So I got up bright and early and headed down to Turku on the 6:22 train. The idea was to spend the day in Turku and then hop on the ferry to Stockholm. As plans went, it was a pretty good one. I said good bye to Antti and Tiina and got aboard. I’m gonna miss them. For as much as they complained about Vaasa being a small, boring village, I had an absolute blast there.
Oh yeah, I should probably tell you that in Finnish, my name would be Jakke (pronounced something like Yakea) but I chose a Finnish name for myself, Pelle, which means “clown.” So when Tiina has kids, I’ll be seta Pelle (Uncle Clown). I like that.
Anyway, I try to write on the train, get a little bit done, then promptly fall asleep. Not a bad thing, really, but there you have it. A few hours later, we pull into Turku, a port city, and I set out to find the port. Of course, in order to get to the port, one must first walk to the town center and take a bus. The thing with European towns, almost no matter the size (as long as they are actually towns or cities or villages and not a small collection of homes along a main road), is that they all have a town center. Anywhere you go, if you follow signs, maps, old women on the street, and ask for “Centrum” you will go to the main area and from there, you can get almost anywhere else you need to be. Kinda convenient and completely unlike any of the places I’ve ever lived (besides, perhaps, Salt Lake City, but I don’t really count that – not going back to Utah). So I’m in the Center, I catch a bus to the Viking Line terminal and buy a ticket for the evening’s ferry. I have a choice here. I can get a cabin for something like 190 Euro or just a ticket for 40. I get the ticket. I drop my big bag and wait for the bus back to town. While I’m waiting, I see this big brick building, but think nothing of it. It isn’t until I’m on the bus and ask that I discover the brick building is the Turku Castle, which,
I’m told, is the ONE thing I must see. But, I figure, it’s by the port so I’ll catch it on the way back.
So I take the bus back to the center, where there’s an information office, grab a map of the area, find some quick food for lunch and head to the library to do a quick email check (and take care of my class). The library in Southern Finland is quite nice! They have an art display up of rock and roll photos which is very cool.
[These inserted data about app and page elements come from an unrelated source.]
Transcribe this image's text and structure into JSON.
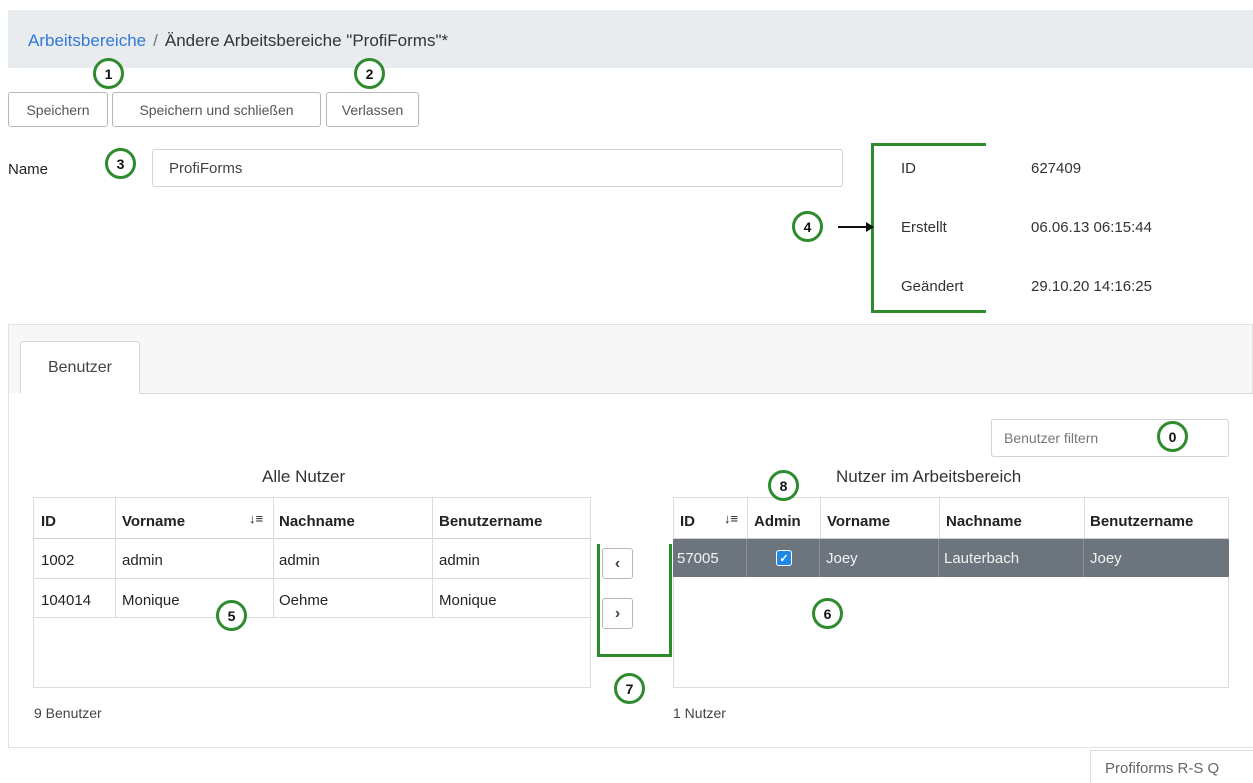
{
  "breadcrumb": {
    "root": "Arbeitsbereiche",
    "separator": "/",
    "current": "Ändere Arbeitsbereiche \"ProfiForms\"*"
  },
  "toolbar": {
    "save": "Speichern",
    "save_close": "Speichern und schließen",
    "leave": "Verlassen"
  },
  "name_field": {
    "label": "Name",
    "value": "ProfiForms"
  },
  "info": {
    "id_label": "ID",
    "id_value": "627409",
    "created_label": "Erstellt",
    "created_value": "06.06.13 06:15:44",
    "changed_label": "Geändert",
    "changed_value": "29.10.20 14:16:25"
  },
  "tabs": {
    "users": "Benutzer"
  },
  "filter": {
    "placeholder": "Benutzer filtern"
  },
  "all_users": {
    "title": "Alle Nutzer",
    "headers": {
      "id": "ID",
      "firstname": "Vorname",
      "lastname": "Nachname",
      "username": "Benutzername"
    },
    "rows": [
      {
        "id": "1002",
        "firstname": "admin",
        "lastname": "admin",
        "username": "admin"
      },
      {
        "id": "104014",
        "firstname": "Monique",
        "lastname": "Oehme",
        "username": "Monique"
      }
    ],
    "count": "9 Benutzer"
  },
  "workspace_users": {
    "title": "Nutzer im Arbeitsbereich",
    "headers": {
      "id": "ID",
      "admin": "Admin",
      "firstname": "Vorname",
      "lastname": "Nachname",
      "username": "Benutzername"
    },
    "rows": [
      {
        "id": "57005",
        "admin": true,
        "firstname": "Joey",
        "lastname": "Lauterbach",
        "username": "Joey"
      }
    ],
    "count": "1 Nutzer"
  },
  "transfer": {
    "left": "‹",
    "right": "›"
  },
  "sort_icon": "sort-ascending-icon",
  "markers": {
    "m0": "0",
    "m1": "1",
    "m2": "2",
    "m3": "3",
    "m4": "4",
    "m5": "5",
    "m6": "6",
    "m7": "7",
    "m8": "8"
  },
  "footer": {
    "text": "Profiforms R-S Q"
  },
  "colors": {
    "link": "#2e7ad6",
    "marker": "#2e8b2e",
    "selected_row": "#6c757d",
    "checkbox": "#1e88e5"
  }
}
Naturally, though, I pick the seat next to the Tourette’s sufferer who keeps shouting (not obscenities, but just grunts and wordless outbursts. Makes getting anything done slightly difficult. I felt like a character in “Harrison Bergeron.” Finally I decide to just wander back towards the ferry dock, going along the channel
and stopping by the castle before boarding the boat for the night.
Turku is a pretty place, but I certainly didn’t get any type of feel for it as a town. I’d met a German girl in Helsinki (gotta love the international-ness of Europe, huh) who was working there as a nanny and said it was great, but I didn’t have the time to really hit more than the highlights. But
those I did hit. Along the water there was a small craft faire which had some nice stuff (mom, you would have loved some of the wooden utensils) and some scenery. I checked my map and guide book to make sure of opening times for the castle and knew I was going to make it in plenty of time.
It’s a very well preserved castle, too. Huge, with a working chapel. I took the guided tour, which provided a bit of history, and then had a wander around on my own. There were two parts of the building, one part, the older looking, typical castle-like structure, was restored to various periods of time. The upper floors were
medieval while the lower floors were later. Both were time periods when the castle was in use, so it made sense. In the other part, though, the more livable area, was set up in various dioramas of a mix of
archaeological restoration of the ancient dwellers of the area and the inhabitants circa 1890s. Weird.
Afterwards, I still had time so I went to the maritime museum as well. This also was done in two parts. The first part was mostly old boats set up like those boat shoes they have at the convention center. The kind I used to love to go to when I was little and could dream about how cool it would
be to live on a boat. This was before I realized how absolutely sea sick I get. The second part was various rooms, each with a little bit about the maritime history of Turku or Finland, including a room devote to outboard motors and one for shipwrecks and disasters.
By the time I finished there, it was time to grab a bite to eat then get ready for the ferry, which was late anyway. We boarded an hour late and took off fairly quickly, heading for Stockholm. Now here’s the problem with not booking a cabin: you have to sleep wherever you can. So I ended up on a bench in the bar. I’d scoped it out earlier as being one of the few places where there was an outlet for the computer and when I started getting tired, I just packed everything up, used my backpack as a pillow and crashed out. Not the most comfortable night I’ve had on this trip, that’s for sure. Add to that, we lost an hour coming over to Sweden and it made
for a fairly miserable voyage. But hey, when I woke up, we were in Stockholm, the capitol of Scandinavia!